(Given data)
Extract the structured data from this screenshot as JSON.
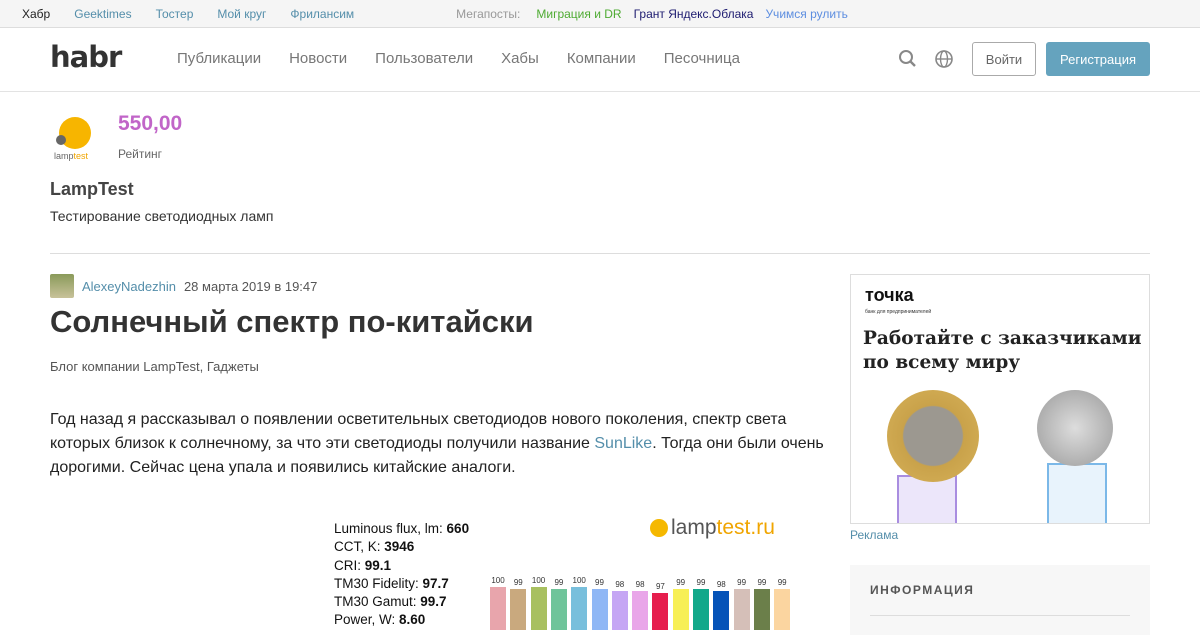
{
  "topbar": {
    "links": [
      "Хабр",
      "Geektimes",
      "Тостер",
      "Мой круг",
      "Фрилансим"
    ],
    "megaposts_label": "Мегапосты:",
    "megaposts": [
      {
        "label": "Миграция и DR",
        "color": "#4eab32"
      },
      {
        "label": "Грант Яндекс.Облака",
        "color": "#1d1b70"
      },
      {
        "label": "Учимся рулить",
        "color": "#5d8ee0"
      }
    ]
  },
  "header": {
    "logo": "habr",
    "nav": [
      "Публикации",
      "Новости",
      "Пользователи",
      "Хабы",
      "Компании",
      "Песочница"
    ],
    "login": "Войти",
    "register": "Регистрация"
  },
  "company": {
    "logo_text": "lamptest",
    "rating": "550,00",
    "rating_label": "Рейтинг",
    "name": "LampTest",
    "description": "Тестирование светодиодных ламп"
  },
  "post": {
    "author": "AlexeyNadezhin",
    "date": "28 марта 2019 в 19:47",
    "title": "Солнечный спектр по-китайски",
    "hubs": "Блог компании LampTest,  Гаджеты",
    "body_before": "Год назад я рассказывал о появлении осветительных светодиодов нового поколения, спектр света которых близок к солнечному, за что эти светодиоды получили название ",
    "body_link": "SunLike",
    "body_after": ". Тогда они были очень дорогими. Сейчас цена упала и появились китайские аналоги."
  },
  "figure": {
    "brand_a": "lamp",
    "brand_b": "test.ru",
    "stats": [
      {
        "label": "Luminous flux, lm: ",
        "value": "660"
      },
      {
        "label": "CCT, K: ",
        "value": "3946"
      },
      {
        "label": "CRI: ",
        "value": "99.1"
      },
      {
        "label": "TM30 Fidelity: ",
        "value": "97.7"
      },
      {
        "label": "TM30 Gamut: ",
        "value": "99.7"
      },
      {
        "label": "Power, W:  ",
        "value": "8.60"
      }
    ],
    "bars": [
      {
        "v": 100,
        "c": "#e8a5ac"
      },
      {
        "v": 99,
        "c": "#c9a97e"
      },
      {
        "v": 100,
        "c": "#a8c060"
      },
      {
        "v": 99,
        "c": "#6fc49a"
      },
      {
        "v": 100,
        "c": "#78bfdc"
      },
      {
        "v": 99,
        "c": "#8fb7f5"
      },
      {
        "v": 98,
        "c": "#c5a6f4"
      },
      {
        "v": 98,
        "c": "#e9a6e9"
      },
      {
        "v": 97,
        "c": "#e61e4d"
      },
      {
        "v": 99,
        "c": "#f7ef55"
      },
      {
        "v": 99,
        "c": "#12a88a"
      },
      {
        "v": 98,
        "c": "#0553b8"
      },
      {
        "v": 99,
        "c": "#d5bfb8"
      },
      {
        "v": 99,
        "c": "#6b7f4a"
      },
      {
        "v": 99,
        "c": "#fbd5a0"
      }
    ]
  },
  "ad": {
    "brand": "точка",
    "tagline": "банк для предпринимателей",
    "headline": "Работайте с заказчиками по всему миру",
    "label": "Реклама"
  },
  "sidebar": {
    "info_title": "ИНФОРМАЦИЯ"
  }
}
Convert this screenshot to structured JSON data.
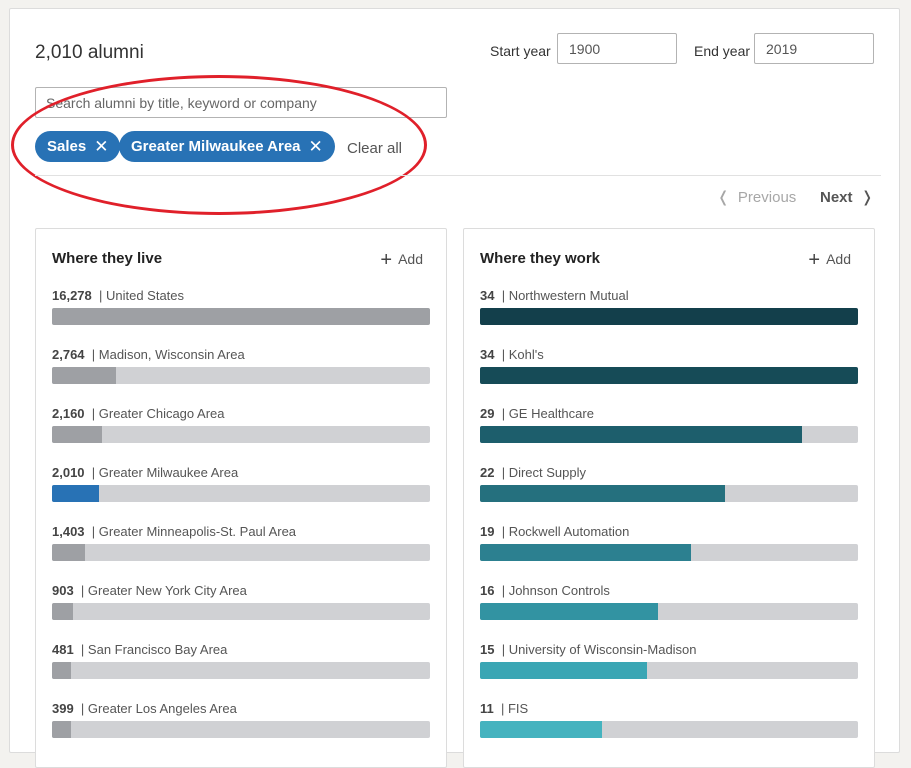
{
  "header": {
    "alumni_count": "2,010 alumni",
    "start_year_label": "Start year",
    "start_year_value": "1900",
    "end_year_label": "End year",
    "end_year_value": "2019"
  },
  "search": {
    "placeholder": "Search alumni by title, keyword or company",
    "value": ""
  },
  "filters": {
    "pills": [
      {
        "label": "Sales",
        "close_icon": "close-icon"
      },
      {
        "label": "Greater Milwaukee Area",
        "close_icon": "close-icon"
      }
    ],
    "clear_all_label": "Clear all"
  },
  "pager": {
    "previous_label": "Previous",
    "next_label": "Next"
  },
  "colors": {
    "accent": "#2872b5",
    "highlight_oval": "#e0202a",
    "bar_gray": "#9ea0a4",
    "bar_track": "#d0d1d4"
  },
  "where_they_live": {
    "title": "Where they live",
    "add_label": "Add",
    "items": [
      {
        "count": "16,278",
        "label": "United States",
        "fraction": 1.0,
        "color": "#9ea0a4"
      },
      {
        "count": "2,764",
        "label": "Madison, Wisconsin Area",
        "fraction": 0.17,
        "color": "#9ea0a4"
      },
      {
        "count": "2,160",
        "label": "Greater Chicago Area",
        "fraction": 0.133,
        "color": "#9ea0a4"
      },
      {
        "count": "2,010",
        "label": "Greater Milwaukee Area",
        "fraction": 0.124,
        "color": "#2872b5"
      },
      {
        "count": "1,403",
        "label": "Greater Minneapolis-St. Paul Area",
        "fraction": 0.086,
        "color": "#9ea0a4"
      },
      {
        "count": "903",
        "label": "Greater New York City Area",
        "fraction": 0.055,
        "color": "#9ea0a4"
      },
      {
        "count": "481",
        "label": "San Francisco Bay Area",
        "fraction": 0.05,
        "color": "#9ea0a4"
      },
      {
        "count": "399",
        "label": "Greater Los Angeles Area",
        "fraction": 0.05,
        "color": "#9ea0a4"
      }
    ]
  },
  "where_they_work": {
    "title": "Where they work",
    "add_label": "Add",
    "items": [
      {
        "count": "34",
        "label": "Northwestern Mutual",
        "fraction": 1.0,
        "color": "#133f4b"
      },
      {
        "count": "34",
        "label": "Kohl's",
        "fraction": 1.0,
        "color": "#164b57"
      },
      {
        "count": "29",
        "label": "GE Healthcare",
        "fraction": 0.853,
        "color": "#1d5e6c"
      },
      {
        "count": "22",
        "label": "Direct Supply",
        "fraction": 0.647,
        "color": "#25707e"
      },
      {
        "count": "19",
        "label": "Rockwell Automation",
        "fraction": 0.559,
        "color": "#2c8090"
      },
      {
        "count": "16",
        "label": "Johnson Controls",
        "fraction": 0.471,
        "color": "#3293a2"
      },
      {
        "count": "15",
        "label": "University of Wisconsin-Madison",
        "fraction": 0.441,
        "color": "#3aa6b4"
      },
      {
        "count": "11",
        "label": "FIS",
        "fraction": 0.324,
        "color": "#45b3bf"
      }
    ]
  }
}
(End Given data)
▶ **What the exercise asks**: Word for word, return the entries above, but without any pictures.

▶ **Answer section**:
Extract the structured data from this screenshot as JSON.
{
  "topbar": {
    "links": [
      "Хабр",
      "Geektimes",
      "Тостер",
      "Мой круг",
      "Фрилансим"
    ],
    "megaposts_label": "Мегапосты:",
    "megaposts": [
      {
        "label": "Миграция и DR",
        "color": "#4eab32"
      },
      {
        "label": "Грант Яндекс.Облака",
        "color": "#1d1b70"
      },
      {
        "label": "Учимся рулить",
        "color": "#5d8ee0"
      }
    ]
  },
  "header": {
    "logo": "habr",
    "nav": [
      "Публикации",
      "Новости",
      "Пользователи",
      "Хабы",
      "Компании",
      "Песочница"
    ],
    "login": "Войти",
    "register": "Регистрация"
  },
  "company": {
    "logo_text": "lamptest",
    "rating": "550,00",
    "rating_label": "Рейтинг",
    "name": "LampTest",
    "description": "Тестирование светодиодных ламп"
  },
  "post": {
    "author": "AlexeyNadezhin",
    "date": "28 марта 2019 в 19:47",
    "title": "Солнечный спектр по-китайски",
    "hubs": "Блог компании LampTest,  Гаджеты",
    "body_before": "Год назад я рассказывал о появлении осветительных светодиодов нового поколения, спектр света которых близок к солнечному, за что эти светодиоды получили название ",
    "body_link": "SunLike",
    "body_after": ". Тогда они были очень дорогими. Сейчас цена упала и появились китайские аналоги."
  },
  "figure": {
    "brand_a": "lamp",
    "brand_b": "test.ru",
    "stats": [
      {
        "label": "Luminous flux, lm: ",
        "value": "660"
      },
      {
        "label": "CCT, K: ",
        "value": "3946"
      },
      {
        "label": "CRI: ",
        "value": "99.1"
      },
      {
        "label": "TM30 Fidelity: ",
        "value": "97.7"
      },
      {
        "label": "TM30 Gamut: ",
        "value": "99.7"
      },
      {
        "label": "Power, W:  ",
        "value": "8.60"
      }
    ],
    "bars": [
      {
        "v": 100,
        "c": "#e8a5ac"
      },
      {
        "v": 99,
        "c": "#c9a97e"
      },
      {
        "v": 100,
        "c": "#a8c060"
      },
      {
        "v": 99,
        "c": "#6fc49a"
      },
      {
        "v": 100,
        "c": "#78bfdc"
      },
      {
        "v": 99,
        "c": "#8fb7f5"
      },
      {
        "v": 98,
        "c": "#c5a6f4"
      },
      {
        "v": 98,
        "c": "#e9a6e9"
      },
      {
        "v": 97,
        "c": "#e61e4d"
      },
      {
        "v": 99,
        "c": "#f7ef55"
      },
      {
        "v": 99,
        "c": "#12a88a"
      },
      {
        "v": 98,
        "c": "#0553b8"
      },
      {
        "v": 99,
        "c": "#d5bfb8"
      },
      {
        "v": 99,
        "c": "#6b7f4a"
      },
      {
        "v": 99,
        "c": "#fbd5a0"
      }
    ]
  },
  "ad": {
    "brand": "точка",
    "tagline": "банк для предпринимателей",
    "headline": "Работайте с заказчиками по всему миру",
    "label": "Реклама"
  },
  "sidebar": {
    "info_title": "ИНФОРМАЦИЯ"
  }
}
Convert this screenshot to structured JSON data.
{
  "header": {
    "alumni_count": "2,010 alumni",
    "start_year_label": "Start year",
    "start_year_value": "1900",
    "end_year_label": "End year",
    "end_year_value": "2019"
  },
  "search": {
    "placeholder": "Search alumni by title, keyword or company",
    "value": ""
  },
  "filters": {
    "pills": [
      {
        "label": "Sales",
        "close_icon": "close-icon"
      },
      {
        "label": "Greater Milwaukee Area",
        "close_icon": "close-icon"
      }
    ],
    "clear_all_label": "Clear all"
  },
  "pager": {
    "previous_label": "Previous",
    "next_label": "Next"
  },
  "colors": {
    "accent": "#2872b5",
    "highlight_oval": "#e0202a",
    "bar_gray": "#9ea0a4",
    "bar_track": "#d0d1d4"
  },
  "where_they_live": {
    "title": "Where they live",
    "add_label": "Add",
    "items": [
      {
        "count": "16,278",
        "label": "United States",
        "fraction": 1.0,
        "color": "#9ea0a4"
      },
      {
        "count": "2,764",
        "label": "Madison, Wisconsin Area",
        "fraction": 0.17,
        "color": "#9ea0a4"
      },
      {
        "count": "2,160",
        "label": "Greater Chicago Area",
        "fraction": 0.133,
        "color": "#9ea0a4"
      },
      {
        "count": "2,010",
        "label": "Greater Milwaukee Area",
        "fraction": 0.124,
        "color": "#2872b5"
      },
      {
        "count": "1,403",
        "label": "Greater Minneapolis-St. Paul Area",
        "fraction": 0.086,
        "color": "#9ea0a4"
      },
      {
        "count": "903",
        "label": "Greater New York City Area",
        "fraction": 0.055,
        "color": "#9ea0a4"
      },
      {
        "count": "481",
        "label": "San Francisco Bay Area",
        "fraction": 0.05,
        "color": "#9ea0a4"
      },
      {
        "count": "399",
        "label": "Greater Los Angeles Area",
        "fraction": 0.05,
        "color": "#9ea0a4"
      }
    ]
  },
  "where_they_work": {
    "title": "Where they work",
    "add_label": "Add",
    "items": [
      {
        "count": "34",
        "label": "Northwestern Mutual",
        "fraction": 1.0,
        "color": "#133f4b"
      },
      {
        "count": "34",
        "label": "Kohl's",
        "fraction": 1.0,
        "color": "#164b57"
      },
      {
        "count": "29",
        "label": "GE Healthcare",
        "fraction": 0.853,
        "color": "#1d5e6c"
      },
      {
        "count": "22",
        "label": "Direct Supply",
        "fraction": 0.647,
        "color": "#25707e"
      },
      {
        "count": "19",
        "label": "Rockwell Automation",
        "fraction": 0.559,
        "color": "#2c8090"
      },
      {
        "count": "16",
        "label": "Johnson Controls",
        "fraction": 0.471,
        "color": "#3293a2"
      },
      {
        "count": "15",
        "label": "University of Wisconsin-Madison",
        "fraction": 0.441,
        "color": "#3aa6b4"
      },
      {
        "count": "11",
        "label": "FIS",
        "fraction": 0.324,
        "color": "#45b3bf"
      }
    ]
  }
}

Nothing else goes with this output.